* ASSIGNMENT
Look through the data below and work out how many lines contain the string "Подобрать". Give the number alone.

Website and app data records:
####

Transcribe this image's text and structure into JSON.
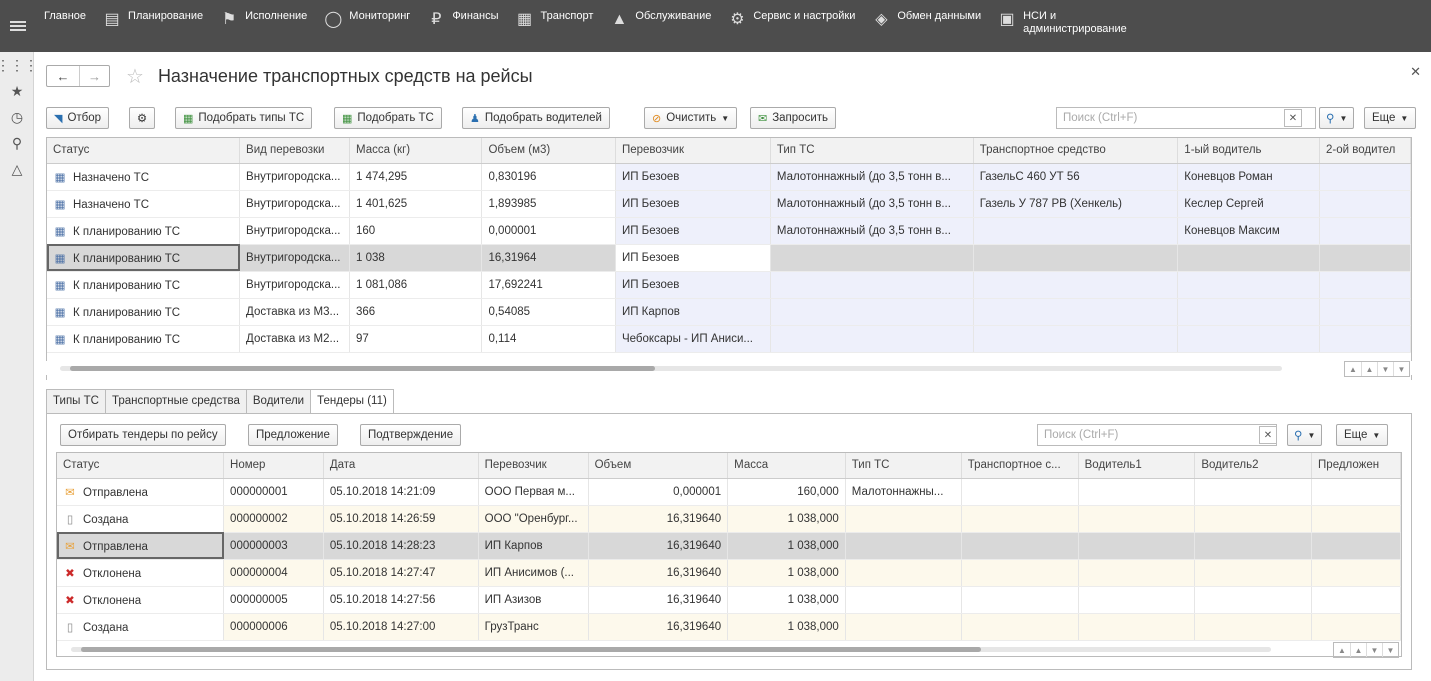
{
  "topmenu": [
    {
      "label": "Главное",
      "icon": "menu-icon"
    },
    {
      "label": "Планирование",
      "icon": "calendar-icon"
    },
    {
      "label": "Исполнение",
      "icon": "flag-icon"
    },
    {
      "label": "Мониторинг",
      "icon": "globe-icon"
    },
    {
      "label": "Финансы",
      "icon": "ruble-icon"
    },
    {
      "label": "Транспорт",
      "icon": "truck-icon"
    },
    {
      "label": "Обслуживание",
      "icon": "drop-icon"
    },
    {
      "label": "Сервис и настройки",
      "icon": "gear-icon"
    },
    {
      "label": "Обмен данными",
      "icon": "exchange-icon"
    },
    {
      "label": "НСИ и администрирование",
      "icon": "monitor-icon"
    }
  ],
  "page_title": "Назначение транспортных средств на рейсы",
  "toolbar": {
    "filter": "Отбор",
    "pick_types": "Подобрать типы ТС",
    "pick_vehicles": "Подобрать ТС",
    "pick_drivers": "Подобрать водителей",
    "clear": "Очистить",
    "request": "Запросить",
    "search_placeholder": "Поиск (Ctrl+F)",
    "more": "Еще"
  },
  "top_table": {
    "columns": [
      "Статус",
      "Вид перевозки",
      "Масса (кг)",
      "Объем (м3)",
      "Перевозчик",
      "Тип ТС",
      "Транспортное средство",
      "1-ый водитель",
      "2-ой водител"
    ],
    "rows": [
      [
        "Назначено ТС",
        "Внутригородска...",
        "1 474,295",
        "0,830196",
        "ИП Безоев",
        "Малотоннажный (до 3,5 тонн в...",
        "ГазельС 460 УТ 56",
        "Коневцов Роман",
        ""
      ],
      [
        "Назначено ТС",
        "Внутригородска...",
        "1 401,625",
        "1,893985",
        "ИП Безоев",
        "Малотоннажный (до 3,5 тонн в...",
        "Газель У 787 РВ (Хенкель)",
        "Кеслер Сергей",
        ""
      ],
      [
        "К планированию ТС",
        "Внутригородска...",
        "160",
        "0,000001",
        "ИП Безоев",
        "Малотоннажный (до 3,5 тонн в...",
        "",
        "Коневцов Максим",
        ""
      ],
      [
        "К планированию ТС",
        "Внутригородска...",
        "1 038",
        "16,31964",
        "ИП Безоев",
        "",
        "",
        "",
        ""
      ],
      [
        "К планированию ТС",
        "Внутригородска...",
        "1 081,086",
        "17,692241",
        "ИП Безоев",
        "",
        "",
        "",
        ""
      ],
      [
        "К планированию ТС",
        "Доставка из М3...",
        "366",
        "0,54085",
        "ИП Карпов",
        "",
        "",
        "",
        ""
      ],
      [
        "К планированию ТС",
        "Доставка из М2...",
        "97",
        "0,114",
        "Чебоксары - ИП Аниси...",
        "",
        "",
        "",
        ""
      ]
    ]
  },
  "tabs": [
    "Типы ТС",
    "Транспортные средства",
    "Водители",
    "Тендеры (11)"
  ],
  "tender_toolbar": {
    "filter_by_trip": "Отбирать тендеры по рейсу",
    "offer": "Предложение",
    "confirm": "Подтверждение",
    "search_placeholder": "Поиск (Ctrl+F)",
    "more": "Еще"
  },
  "tender_table": {
    "columns": [
      "Статус",
      "Номер",
      "Дата",
      "Перевозчик",
      "Объем",
      "Масса",
      "Тип ТС",
      "Транспортное с...",
      "Водитель1",
      "Водитель2",
      "Предложен"
    ],
    "rows": [
      [
        "Отправлена",
        "000000001",
        "05.10.2018 14:21:09",
        "ООО Первая м...",
        "0,000001",
        "160,000",
        "Малотоннажны...",
        "",
        "",
        "",
        ""
      ],
      [
        "Создана",
        "000000002",
        "05.10.2018 14:26:59",
        "ООО \"Оренбург...",
        "16,319640",
        "1 038,000",
        "",
        "",
        "",
        "",
        ""
      ],
      [
        "Отправлена",
        "000000003",
        "05.10.2018 14:28:23",
        "ИП Карпов",
        "16,319640",
        "1 038,000",
        "",
        "",
        "",
        "",
        ""
      ],
      [
        "Отклонена",
        "000000004",
        "05.10.2018 14:27:47",
        "ИП Анисимов (...",
        "16,319640",
        "1 038,000",
        "",
        "",
        "",
        "",
        ""
      ],
      [
        "Отклонена",
        "000000005",
        "05.10.2018 14:27:56",
        "ИП Азизов",
        "16,319640",
        "1 038,000",
        "",
        "",
        "",
        "",
        ""
      ],
      [
        "Создана",
        "000000006",
        "05.10.2018 14:27:00",
        "ГрузТранс",
        "16,319640",
        "1 038,000",
        "",
        "",
        "",
        "",
        ""
      ]
    ]
  },
  "colors": {
    "topbar": "#4d4d4d",
    "lavender_cell": "#eef0fb",
    "alt_row": "#fdf9ec",
    "selected_row": "#d8d8d8",
    "rejected_icon": "#cc2a2a",
    "sent_icon": "#e9a23b"
  }
}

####

* ANSWER FOR THE TASK
3